It just so happened that a fifth grade teacher transferred at the end of the school year and her position was open in our building. The administration had asked for volunteers, but eventually said that they were going to have to pull a teacher since all of the grade levels were dropping down to two sections. Once I found out that the teacher moving to that section would have all of the ELLs for fifth grade, I volunteered to take the position since I knew that this would give me the opportunity to work with ELLs and improve my instruction. After speaking with the ELL teacher in my building wanting advice for working with ELLs and seeking permission from the administration in my building, I was able to attend the Iowa Culture and Language Conference in the fall. I found this conference to be extremely beneficial- especially for an educator that didn’t have a lot of experience working with ELLs. I was so motivated after the conference to be a better teacher for my ELL students. I went back to work having taken a few things away to better instruct my students, especially a newcomer student who only spoke a dialect of French. All of this led to me wanting to focus on my instruction for ELLs for my research.
I have always been passionate about literacy and have been decent with math. Don’t laugh too much but during my childhood, I would often take my stuffed animals and lay them out across the room as if they were students. I would pretend the wall was my chalkboard and my chapstick was chalk and we were complete math problems and discuss the parts of the book (after I read aloud the book of course). I would pretend a page protector was a transparency and we would work on solving problems or Daily Oral Language (DOL) on my pretend overhead. DOL – that was as much writing as I ever worked on in my pretend classroom.

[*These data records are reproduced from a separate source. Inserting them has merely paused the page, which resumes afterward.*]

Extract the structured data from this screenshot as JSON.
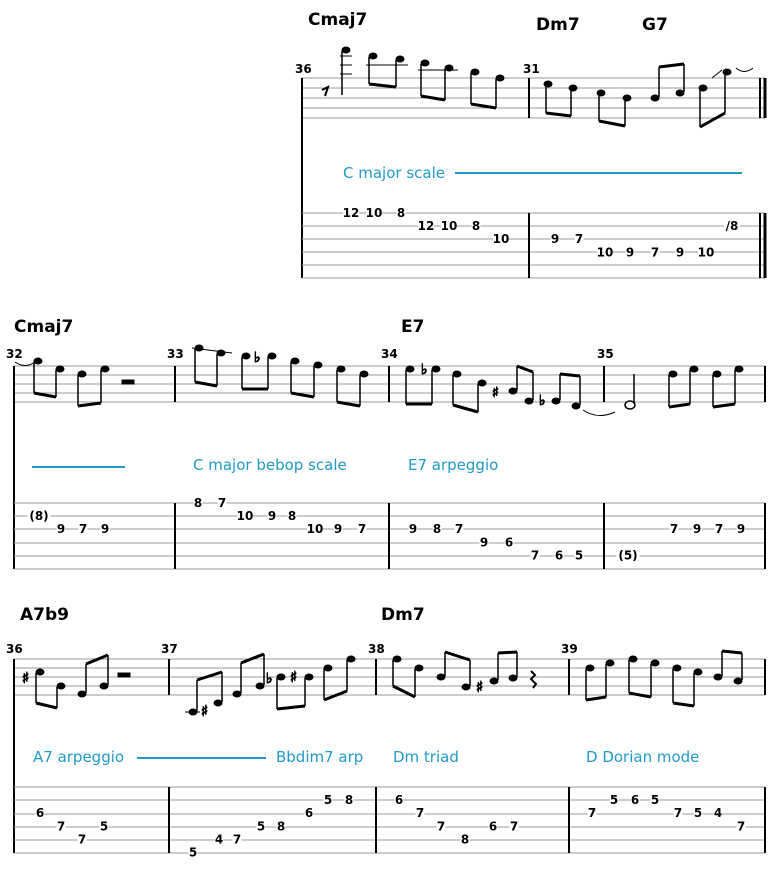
{
  "colors": {
    "annotation": "#1f9ac6",
    "ink": "#000000",
    "staff_line": "#9a9a9a"
  },
  "systems": [
    {
      "id": "system-1",
      "chords": [
        {
          "label": "Cmaj7"
        },
        {
          "label": "Dm7"
        },
        {
          "label": "G7"
        }
      ],
      "measures": [
        {
          "number": "36",
          "tab": [
            {
              "string": 1,
              "fret": "12"
            },
            {
              "string": 1,
              "fret": "10"
            },
            {
              "string": 1,
              "fret": "8"
            },
            {
              "string": 2,
              "fret": "12"
            },
            {
              "string": 2,
              "fret": "10"
            },
            {
              "string": 2,
              "fret": "8"
            },
            {
              "string": 3,
              "fret": "10"
            }
          ]
        },
        {
          "number": "31",
          "tab": [
            {
              "string": 3,
              "fret": "9"
            },
            {
              "string": 3,
              "fret": "7"
            },
            {
              "string": 4,
              "fret": "10"
            },
            {
              "string": 4,
              "fret": "9"
            },
            {
              "string": 4,
              "fret": "7"
            },
            {
              "string": 4,
              "fret": "9"
            },
            {
              "string": 4,
              "fret": "10"
            },
            {
              "string": 2,
              "fret": "/8"
            }
          ]
        }
      ],
      "annotations": [
        {
          "label": "C major scale",
          "line": true
        }
      ]
    },
    {
      "id": "system-2",
      "chords": [
        {
          "label": "Cmaj7"
        },
        {
          "label": "E7"
        }
      ],
      "measures": [
        {
          "number": "32",
          "tab": [
            {
              "string": 2,
              "fret": "(8)"
            },
            {
              "string": 3,
              "fret": "9"
            },
            {
              "string": 3,
              "fret": "7"
            },
            {
              "string": 3,
              "fret": "9"
            }
          ]
        },
        {
          "number": "33",
          "tab": [
            {
              "string": 1,
              "fret": "8"
            },
            {
              "string": 1,
              "fret": "7"
            },
            {
              "string": 2,
              "fret": "10"
            },
            {
              "string": 2,
              "fret": "9"
            },
            {
              "string": 2,
              "fret": "8"
            },
            {
              "string": 3,
              "fret": "10"
            },
            {
              "string": 3,
              "fret": "9"
            },
            {
              "string": 3,
              "fret": "7"
            }
          ]
        },
        {
          "number": "34",
          "tab": [
            {
              "string": 3,
              "fret": "9"
            },
            {
              "string": 3,
              "fret": "8"
            },
            {
              "string": 3,
              "fret": "7"
            },
            {
              "string": 4,
              "fret": "9"
            },
            {
              "string": 4,
              "fret": "6"
            },
            {
              "string": 5,
              "fret": "7"
            },
            {
              "string": 5,
              "fret": "6"
            },
            {
              "string": 5,
              "fret": "5"
            }
          ]
        },
        {
          "number": "35",
          "tab": [
            {
              "string": 5,
              "fret": "(5)"
            },
            {
              "string": 3,
              "fret": "7"
            },
            {
              "string": 3,
              "fret": "9"
            },
            {
              "string": 3,
              "fret": "7"
            },
            {
              "string": 3,
              "fret": "9"
            }
          ]
        }
      ],
      "annotations": [
        {
          "label": "",
          "line": true
        },
        {
          "label": "C major bebop scale",
          "line": false
        },
        {
          "label": "E7 arpeggio",
          "line": false
        }
      ]
    },
    {
      "id": "system-3",
      "chords": [
        {
          "label": "A7b9"
        },
        {
          "label": "Dm7"
        }
      ],
      "measures": [
        {
          "number": "36",
          "tab": [
            {
              "string": 3,
              "fret": "6"
            },
            {
              "string": 4,
              "fret": "7"
            },
            {
              "string": 5,
              "fret": "7"
            },
            {
              "string": 4,
              "fret": "5"
            }
          ]
        },
        {
          "number": "37",
          "tab": [
            {
              "string": 6,
              "fret": "5"
            },
            {
              "string": 5,
              "fret": "4"
            },
            {
              "string": 5,
              "fret": "7"
            },
            {
              "string": 4,
              "fret": "5"
            },
            {
              "string": 4,
              "fret": "8"
            },
            {
              "string": 3,
              "fret": "6"
            },
            {
              "string": 2,
              "fret": "5"
            },
            {
              "string": 2,
              "fret": "8"
            }
          ]
        },
        {
          "number": "38",
          "tab": [
            {
              "string": 2,
              "fret": "6"
            },
            {
              "string": 3,
              "fret": "7"
            },
            {
              "string": 4,
              "fret": "7"
            },
            {
              "string": 5,
              "fret": "8"
            },
            {
              "string": 4,
              "fret": "6"
            },
            {
              "string": 4,
              "fret": "7"
            }
          ]
        },
        {
          "number": "39",
          "tab": [
            {
              "string": 3,
              "fret": "7"
            },
            {
              "string": 2,
              "fret": "5"
            },
            {
              "string": 2,
              "fret": "6"
            },
            {
              "string": 2,
              "fret": "5"
            },
            {
              "string": 3,
              "fret": "7"
            },
            {
              "string": 3,
              "fret": "5"
            },
            {
              "string": 3,
              "fret": "4"
            },
            {
              "string": 4,
              "fret": "7"
            }
          ]
        }
      ],
      "annotations": [
        {
          "label": "A7 arpeggio",
          "line": true
        },
        {
          "label": "Bbdim7 arp",
          "line": false
        },
        {
          "label": "Dm triad",
          "line": false
        },
        {
          "label": "D Dorian mode",
          "line": false
        }
      ]
    }
  ]
}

I felt like writing was my weakest subject area throughout my education and as an adult that mindset has transferred into my teaching. Each year when we are expected to pick a goal as an educator to work on I have always had my goal centered around something within my writing instruction. As an educator I am constantly wanting to improve on my teaching and I actively seek feedback so I know what I need to work on. It only felt right to focus my research on writing instruction for ELL students so that I could continue to improve a weaker instructional area.